As the projects I’m responsible for become more complex and larger in scope, it feels like I’ve outgrown some of the more simplified tools and tactics I’ve come to rely on.
How can I manage current and future projects more effectively and manage my deadlines?
This is a great question – and I commend your eagerness to improve and take your project management skill set to the next level.
When managing any project, a one-size-fits-all approach isn’t going to be optimal.
It’s important to take a look at the project and consider which management methodology will fit.
Defining your timeline is a perfect place to start when doing larger-scale projects, such as a website redesign or working with other vendors.
Here’s a summary of two different project management methodologies (depending on the rigidity of your timeline) that will help you get the ball rolling.
The waterfall methodology is a linear, phased approach to project management.
It’s a traditional approach that would be suitable for your team if the project you’re working on is timeline-driven with a very defined scope and budget.
In this case, you will have to sit down with your team to establish the project’s end goal and a firm timeline to follow.
From there, you can work backwards to establish the necessary steps everyone must take to meet that deadline. It’s important to have a clear, sequential plan toward your end goal so that everyone can stay synchronized and productive.
Conversely, you can take an agile approach if the project scope and timeline is more ambiguous.
In this case, your team will be relying on smaller deliverables submitted on a weekly or monthly basis – for example – to make progress more quickly.
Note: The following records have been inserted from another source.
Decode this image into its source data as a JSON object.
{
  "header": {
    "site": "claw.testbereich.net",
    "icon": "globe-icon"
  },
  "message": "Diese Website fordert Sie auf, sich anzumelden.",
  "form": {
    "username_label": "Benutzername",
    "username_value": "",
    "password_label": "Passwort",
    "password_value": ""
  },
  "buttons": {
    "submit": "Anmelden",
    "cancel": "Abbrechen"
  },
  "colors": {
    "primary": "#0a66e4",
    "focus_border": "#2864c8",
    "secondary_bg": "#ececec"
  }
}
Team members and stakeholders involved with the project will be communicating and collaborating much more frequently with this approach. Agile allows for quick adjustments and iterations to the overall strategy as you go.
In addition to your timeline and overall goal, choosing which project management approach is going to be influenced by the nature of the:
Once you’ve defined those variables, you’ll be better equipped to choose the methodology that will help your team execute effectively.
Sometimes you will run into projects that involve much more:
So if you’re feeling overwhelmed, don’t worry – that’s completely normal.
Project managers have years of experience handling these challenges and are equipped with many more processes, methodologies, and tools that you don’t have access to yet.
If you find that the projects you’re dealing with are just too big, consider bringing in an agency-side project manager to help.
Being honest about this with your boss will prevent projects from getting off track, and will give you an opportunity to learn more about project management from an expert in the field.
You’ve got this,